Imperative languages are impure. In settings where side-effects are common, strictness is a natural choice: having effectful expressions being evaluated depending on complex implicit criteria would be very confusing.
On the other hand, functional languages aim at some form of purity, and pure languages can afford laziness. In practice, most functional languages are not that pure, so they stick to passing by value. The most famous lazy language is probably Haskell, which is as close to a useful pure functional language as it gets (for more details, see on impurity (and Haskell)).
There are some examples of non-strict impure strategies, e.g. ALGOL 60 style call-by-name. There may be a good reason why this hasn't caught on, though. For more details, see Jensen's device or call-by-macro vs. call-by-name (in summary: don't).
Note that the categories outlined here correspond to archetypes which can be implemented in different ways: call-by-need, sharing, copy-restore, reference to const, call-by-macro, …
Note that in lazy languages, the if-then-else construct can be implemented as a function (usually, some syntactic sugar is added for convenience); laziness provides a natural framing of the evaluation of conditionals (and of short-circuiting). In contrast, imperative languages have to treat them as special cases.
In C, internal side effects can be a thing even when using call-by-value: consider what happens when passing a pointer-containing structure by value, or tricks such as pointer arithmetic on the addresses of local elements (stack buffer overflow style). The pervasiveness of side-effects in this language is such that you can never know whether a definition is pure or not without reading it in full (on the other hand, C++'s notion of constexprs makes it possible to isolate some pure fragments, albeit in a clumsy way).

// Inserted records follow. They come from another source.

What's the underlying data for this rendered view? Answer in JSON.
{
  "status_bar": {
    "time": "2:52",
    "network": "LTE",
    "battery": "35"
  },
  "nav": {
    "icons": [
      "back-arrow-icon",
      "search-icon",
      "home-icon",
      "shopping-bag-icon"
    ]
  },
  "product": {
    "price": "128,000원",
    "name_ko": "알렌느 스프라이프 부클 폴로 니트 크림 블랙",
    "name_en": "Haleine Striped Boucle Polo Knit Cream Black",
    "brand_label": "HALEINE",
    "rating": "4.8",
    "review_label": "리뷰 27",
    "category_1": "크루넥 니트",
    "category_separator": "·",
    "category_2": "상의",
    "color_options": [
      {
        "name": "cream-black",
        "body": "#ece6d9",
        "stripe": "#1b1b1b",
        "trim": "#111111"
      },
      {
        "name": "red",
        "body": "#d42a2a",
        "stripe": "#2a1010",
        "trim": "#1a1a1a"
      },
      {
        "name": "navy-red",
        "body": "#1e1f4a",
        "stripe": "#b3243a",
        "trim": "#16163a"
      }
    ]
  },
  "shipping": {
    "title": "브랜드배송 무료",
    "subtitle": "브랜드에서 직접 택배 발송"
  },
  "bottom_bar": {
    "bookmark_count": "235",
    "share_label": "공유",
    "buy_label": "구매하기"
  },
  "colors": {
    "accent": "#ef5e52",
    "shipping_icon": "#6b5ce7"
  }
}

Still, call-by-value was classified as a pure evaluation strategy. How come? The reason for this is that it is possible to do call-by-value in a pure language, whereas the same can't be said of call-by-reference. In other words, the impurity is not brought by the evaluation strategy, it's just that using a pure strategy in an impure context doesn't somehow redeem said context.
So, you are programming in an imperative language and you would like to enjoy the benefits of laziness? That's perfectly fine: you can emulate laziness in strict languages through thunks (in languages with functional features) or through structures (in this case, the name of the argument should not be used directly in the function; rather, it should be replaced with a call to a function which computes the value of the argument, or fetches it if it is already known). This is of course best suited to evaluate expressions written in the pure subset of the language in question (albeit some type of impurities tend to be fine, e.g. reading a file from disk).
Emulating strictness in lazy languages is less useful: owing to their purity, whether an argument is evaluated or not does not impact the functional behavior of a function (marking arguments as strict could help the compiler generate higher performance code in some situations, though). Still, it can be useful to pretend that arguments are strictly evaluated to get an upper bound on complexity.
"Call-by-name" can mean both the aforementioned ALGOL 60 abomination and an uncommon form of lazy evaluation, where expressions passed as arguments are evaluated each time they are used. That is, if they are unused, then they are not evaluated. However, if they are used ten times, then the computation runs ten times.